Have a great day.  If you have any questions, feel free to write and ask and if you are interested in discussing how we might be able to help with tax planning and business strategy, feel free to contact us and learn more about how we can work with you.



Think Before You Leap

Welcome to the last 7 days before Christmas.  I hope you find time to read my blog and many others in the next few days whilst you run about finding last minute gifts.  Or, if you are like me, an adrenaline junky who thrives on shopping in the last 14 hours – relax and go with the flow, until the 23rd – then let the coffee flow!

All evidence points to the Tax Cut and Jobs Act of 2017 becoming law this week.  Based upon the volume of questions we are already receiving, many people are already trying to plan how to take advantage of the upcoming changes.  But before you go down this path, it may be worthwhile to stop, take a deep breath and think strategically.

Converting to a Pass-Through Entity

The most talked about issue – besides the significant drop in tax rates for corporations – is the preferential treatment for pass-through entities, LLC’s, S Corporations, sole proprietorships and partnerships.  Some are already thinking of changing their business structure to take advantage of the potential tax savings.  My advice, slow down and think about it.
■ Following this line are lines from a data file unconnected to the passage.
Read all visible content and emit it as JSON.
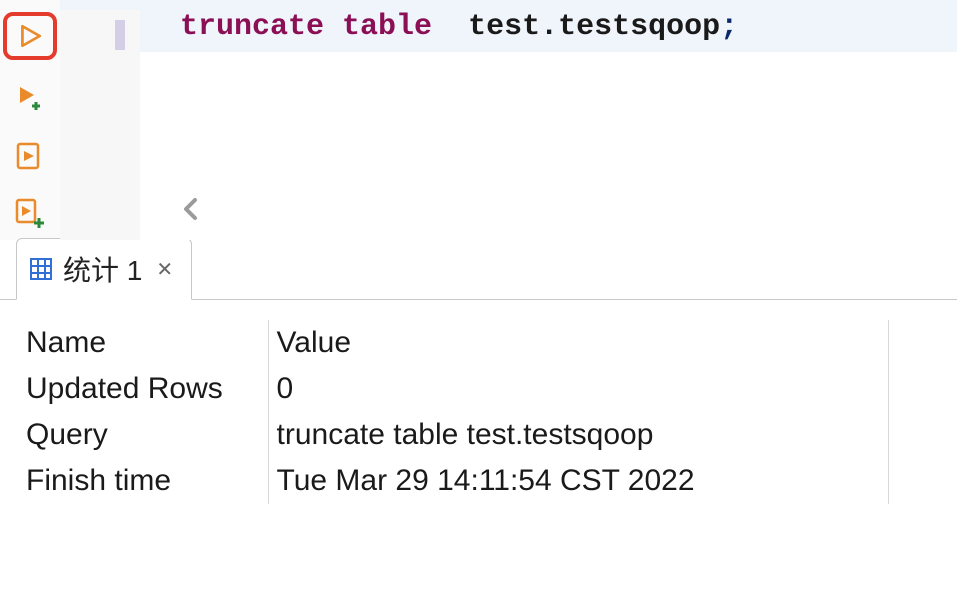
{
  "toolbar": {
    "execute": "execute",
    "executeNew": "execute-new",
    "executeScript": "execute-script",
    "executeScriptNew": "execute-script-new"
  },
  "editor": {
    "sql": {
      "kw1": "truncate",
      "kw2": "table",
      "target": "  test.testsqoop",
      "semi": ";"
    }
  },
  "tabs": {
    "stats": {
      "label": "统计 1"
    }
  },
  "results": {
    "headers": {
      "name": "Name",
      "value": "Value"
    },
    "rows": [
      {
        "name": "Updated Rows",
        "value": "0"
      },
      {
        "name": "Query",
        "value": "truncate table  test.testsqoop"
      },
      {
        "name": "Finish time",
        "value": "Tue Mar 29 14:11:54 CST 2022"
      }
    ]
  }
}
In some situations converting could cost you more than you save in taxes.  For instance, are you thinking of having to borrow money in 2018?  If so, converting to a flow though entity may cause you to either have to provide more documentation, incur higher loan costs or even outright denial of loans.  Lenders are notoriously hard on owners of pass-through entities so the conversion might toss cold water on some of your planning.

Retirement Contributions
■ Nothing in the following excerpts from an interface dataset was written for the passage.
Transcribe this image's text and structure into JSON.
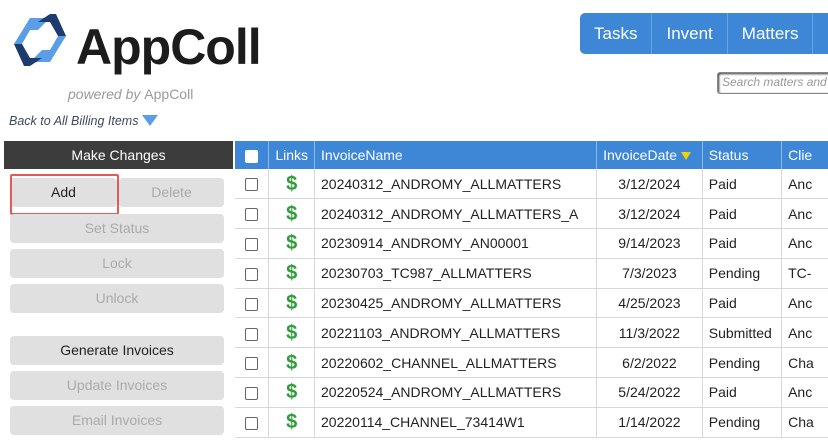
{
  "brand": {
    "name": "AppColl",
    "powered_prefix": "powered by",
    "powered_name": "AppColl"
  },
  "back_link": "Back to All Billing Items",
  "nav": [
    "Tasks",
    "Invent",
    "Matters"
  ],
  "search": {
    "placeholder": "Search matters and"
  },
  "panel": {
    "title": "Make Changes",
    "buttons": {
      "add": "Add",
      "delete": "Delete",
      "set_status": "Set Status",
      "lock": "Lock",
      "unlock": "Unlock",
      "generate": "Generate Invoices",
      "update": "Update Invoices",
      "email": "Email Invoices"
    }
  },
  "table": {
    "headers": {
      "links": "Links",
      "name": "InvoiceName",
      "date": "InvoiceDate",
      "status": "Status",
      "client": "Clie"
    },
    "rows": [
      {
        "name": "20240312_ANDROMY_ALLMATTERS",
        "date": "3/12/2024",
        "status": "Paid",
        "client": "Anc"
      },
      {
        "name": "20240312_ANDROMY_ALLMATTERS_A",
        "date": "3/12/2024",
        "status": "Paid",
        "client": "Anc"
      },
      {
        "name": "20230914_ANDROMY_AN00001",
        "date": "9/14/2023",
        "status": "Paid",
        "client": "Anc"
      },
      {
        "name": "20230703_TC987_ALLMATTERS",
        "date": "7/3/2023",
        "status": "Pending",
        "client": "TC-"
      },
      {
        "name": "20230425_ANDROMY_ALLMATTERS",
        "date": "4/25/2023",
        "status": "Paid",
        "client": "Anc"
      },
      {
        "name": "20221103_ANDROMY_ALLMATTERS",
        "date": "11/3/2022",
        "status": "Submitted",
        "client": "Anc"
      },
      {
        "name": "20220602_CHANNEL_ALLMATTERS",
        "date": "6/2/2022",
        "status": "Pending",
        "client": "Cha"
      },
      {
        "name": "20220524_ANDROMY_ALLMATTERS",
        "date": "5/24/2022",
        "status": "Paid",
        "client": "Anc"
      },
      {
        "name": "20220114_CHANNEL_73414W1",
        "date": "1/14/2022",
        "status": "Pending",
        "client": "Cha"
      }
    ],
    "link_symbol": "$"
  },
  "colors": {
    "accent": "#3d87d6",
    "panel_header": "#3c3c3c",
    "link_green": "#2e9e3a",
    "highlight": "#e25b5b"
  }
}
Let’s say you are currently a C Corporation and are thinking that you want to take advantage of the upcoming tax situation and convert to an LLC.  If you are currently taking wages and maximizing your retirement plan contribution, this “little change” in your tax structure could cause troubles with contributions and the Company match.  This is because LLC’s and C Corporations have different technical rules about how “wages” are calculated and who ultimately takes the deduction for the match.  A switch to an LLC could cause a termination of your old plan and require you to set up a new one.
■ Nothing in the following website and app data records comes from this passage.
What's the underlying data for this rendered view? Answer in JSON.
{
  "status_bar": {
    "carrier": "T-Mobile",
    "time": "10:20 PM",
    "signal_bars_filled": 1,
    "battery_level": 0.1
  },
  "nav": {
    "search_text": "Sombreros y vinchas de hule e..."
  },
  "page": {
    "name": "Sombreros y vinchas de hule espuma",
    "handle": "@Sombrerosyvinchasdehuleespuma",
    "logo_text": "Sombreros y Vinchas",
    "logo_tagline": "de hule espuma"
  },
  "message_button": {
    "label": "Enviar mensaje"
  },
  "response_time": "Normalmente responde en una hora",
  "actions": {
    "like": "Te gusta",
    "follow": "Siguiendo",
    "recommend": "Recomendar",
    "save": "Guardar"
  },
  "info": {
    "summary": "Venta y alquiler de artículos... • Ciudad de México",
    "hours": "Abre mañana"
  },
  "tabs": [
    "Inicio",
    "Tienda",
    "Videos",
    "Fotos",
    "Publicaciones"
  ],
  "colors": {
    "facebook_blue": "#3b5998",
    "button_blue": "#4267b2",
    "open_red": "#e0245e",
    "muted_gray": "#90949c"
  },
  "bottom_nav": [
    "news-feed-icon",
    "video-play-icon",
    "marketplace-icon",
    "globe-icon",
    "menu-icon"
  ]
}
Are You Really Saving Taxes?

Let’s say you are currently working for your C Corporation and paying yourself $100,000 a year in salary.  This puts you in the 25% personal tax bracket.  Let’s also say your Company earns $50,000 in taxable income.  Will converting offer any tax advantage?

Probably not.  At $100,000, you are currently in the 25% effective tax bracket personally.  With this tax law change, you are likely still in the 25% effective tax bracket personally.  If you convert, then your Company would no longer owe taxes, because it passes that taxable income to you, but you would owe taxes at about 25% – which is 4 points higher than what you would have paid in C Corporation taxes (everything else being equal).  Think bigger picture – have your accountant prepare different cash flow models showing what happens to your income and taxes at various levels under the different tax structures.  Don’t assume that it will automatically be beneficial.

Thinking of Buying a House?

Now that there are caps and limitations on state and local tax deductions as well as the deductibility of mortgage interest, it may be a little while before lenders figure out how to determine your qualification.  In theory, most borrowers should not be negatively impacted by the changes in the tax act; the problem is that there is no longer a direct impact between a mortgage interest deduction and tax reduction.  There is a sweet spot for most tax payers where interest deduction can have an impact but knowing what that looks like will take time and effort to put into the forms.  Remember that the days of seeing a tax reduction from having a mortgage for the vast majority of us is gone so plan accordingly.

I will be writing more about the new tax law as we go forward and some things to consider for you and your business.  In the meantime, don’t fixate on these changes, this is why you hire professionals.  You worry about your business, we will worry about how changes will impact your finances.

Have a great Monday.